*** DATA EXCERPTS ***

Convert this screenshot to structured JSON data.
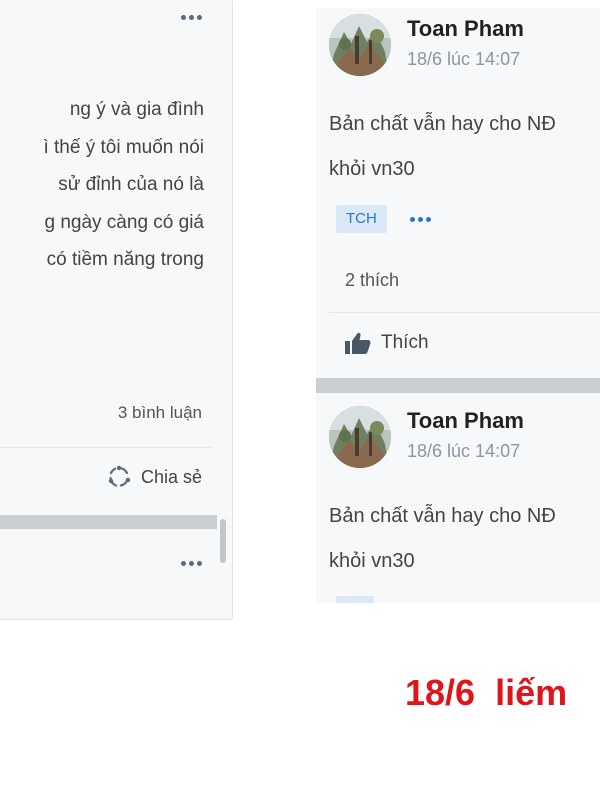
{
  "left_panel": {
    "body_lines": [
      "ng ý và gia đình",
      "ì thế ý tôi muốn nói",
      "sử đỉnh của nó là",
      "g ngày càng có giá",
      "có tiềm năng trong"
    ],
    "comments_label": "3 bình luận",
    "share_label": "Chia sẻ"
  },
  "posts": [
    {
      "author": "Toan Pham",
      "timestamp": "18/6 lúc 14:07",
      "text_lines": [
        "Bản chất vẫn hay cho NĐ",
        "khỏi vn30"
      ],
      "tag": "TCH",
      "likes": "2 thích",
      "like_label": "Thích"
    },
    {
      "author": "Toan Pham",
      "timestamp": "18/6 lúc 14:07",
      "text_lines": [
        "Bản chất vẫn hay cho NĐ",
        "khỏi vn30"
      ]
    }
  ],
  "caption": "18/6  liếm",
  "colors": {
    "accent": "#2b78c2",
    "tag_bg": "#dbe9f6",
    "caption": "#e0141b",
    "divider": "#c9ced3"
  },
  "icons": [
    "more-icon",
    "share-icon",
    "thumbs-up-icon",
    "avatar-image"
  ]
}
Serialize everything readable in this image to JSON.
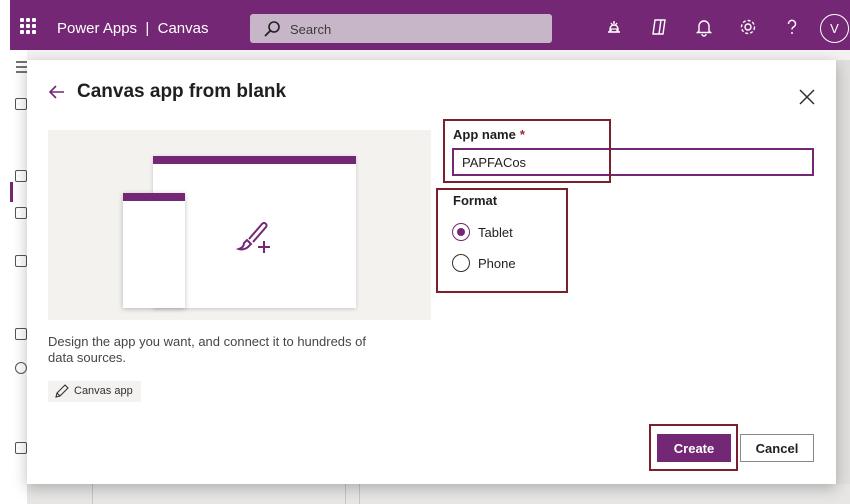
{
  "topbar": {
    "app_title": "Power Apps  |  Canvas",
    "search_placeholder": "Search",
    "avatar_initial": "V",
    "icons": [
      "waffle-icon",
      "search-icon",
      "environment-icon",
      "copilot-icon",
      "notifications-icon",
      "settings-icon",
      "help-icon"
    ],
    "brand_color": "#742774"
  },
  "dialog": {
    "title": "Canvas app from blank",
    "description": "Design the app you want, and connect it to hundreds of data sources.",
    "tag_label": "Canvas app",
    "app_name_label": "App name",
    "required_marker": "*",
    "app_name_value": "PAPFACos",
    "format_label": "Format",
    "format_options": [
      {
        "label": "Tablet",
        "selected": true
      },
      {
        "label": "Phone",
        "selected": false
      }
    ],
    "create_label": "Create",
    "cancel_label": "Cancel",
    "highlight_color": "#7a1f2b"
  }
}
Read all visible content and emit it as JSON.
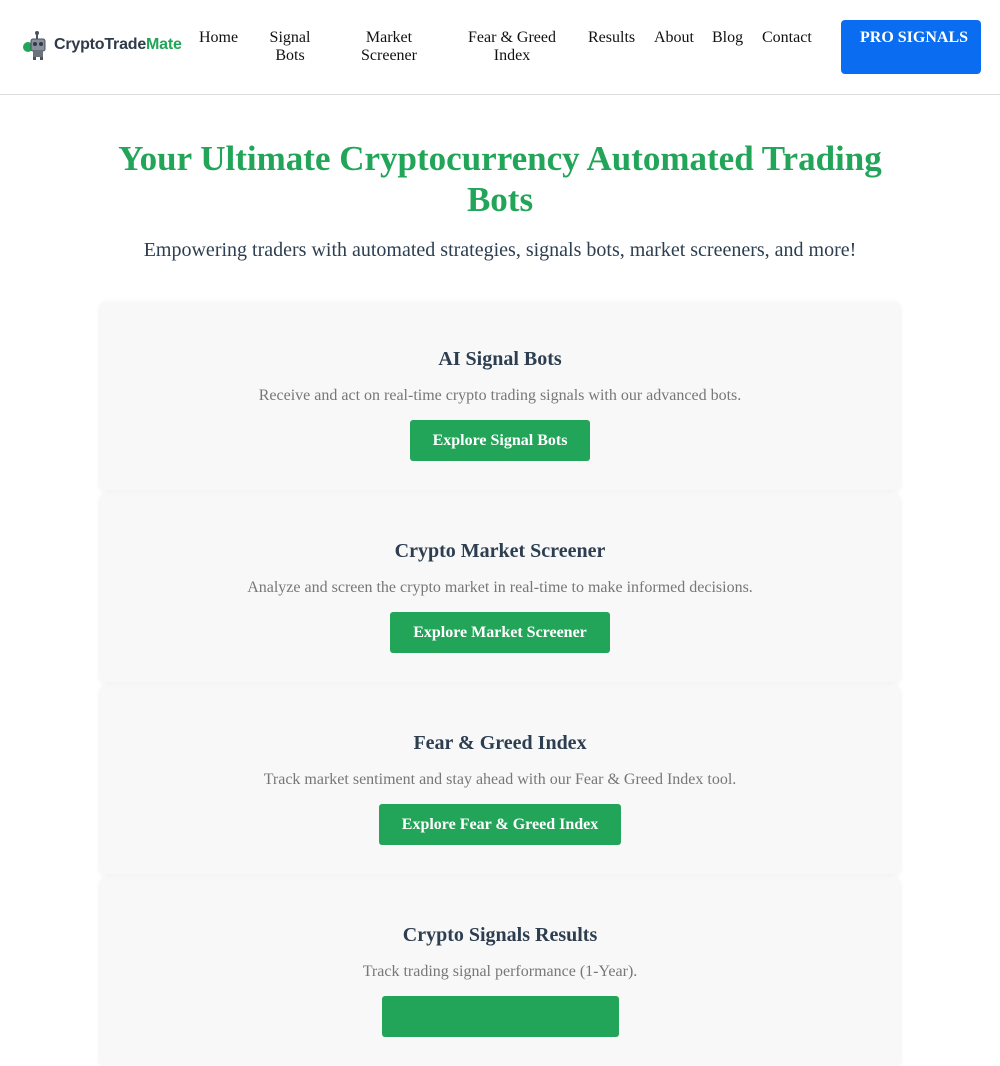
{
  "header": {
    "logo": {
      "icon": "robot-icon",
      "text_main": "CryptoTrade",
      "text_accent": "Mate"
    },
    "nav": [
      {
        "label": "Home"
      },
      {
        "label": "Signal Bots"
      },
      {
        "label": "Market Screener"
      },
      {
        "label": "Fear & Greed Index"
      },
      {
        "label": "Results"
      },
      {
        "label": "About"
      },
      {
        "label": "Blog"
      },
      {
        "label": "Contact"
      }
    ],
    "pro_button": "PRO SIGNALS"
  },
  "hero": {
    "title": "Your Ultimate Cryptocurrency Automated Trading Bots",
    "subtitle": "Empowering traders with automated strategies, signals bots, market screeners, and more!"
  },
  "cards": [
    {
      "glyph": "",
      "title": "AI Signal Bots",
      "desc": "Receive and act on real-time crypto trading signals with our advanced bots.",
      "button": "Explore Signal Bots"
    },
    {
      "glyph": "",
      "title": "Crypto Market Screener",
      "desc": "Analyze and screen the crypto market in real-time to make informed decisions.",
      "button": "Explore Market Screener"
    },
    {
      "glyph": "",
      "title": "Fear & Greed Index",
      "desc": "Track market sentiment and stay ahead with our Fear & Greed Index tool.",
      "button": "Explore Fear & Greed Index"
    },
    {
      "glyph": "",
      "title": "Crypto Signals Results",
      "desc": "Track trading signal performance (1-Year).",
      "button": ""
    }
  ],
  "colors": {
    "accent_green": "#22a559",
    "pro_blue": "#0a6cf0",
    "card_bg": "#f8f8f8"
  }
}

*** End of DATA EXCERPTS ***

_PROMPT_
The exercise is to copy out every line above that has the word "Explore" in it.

_THE COMPLETED TASK_
      "button": "Explore Signal Bots"
      "button": "Explore Market Screener"
      "button": "Explore Fear & Greed Index"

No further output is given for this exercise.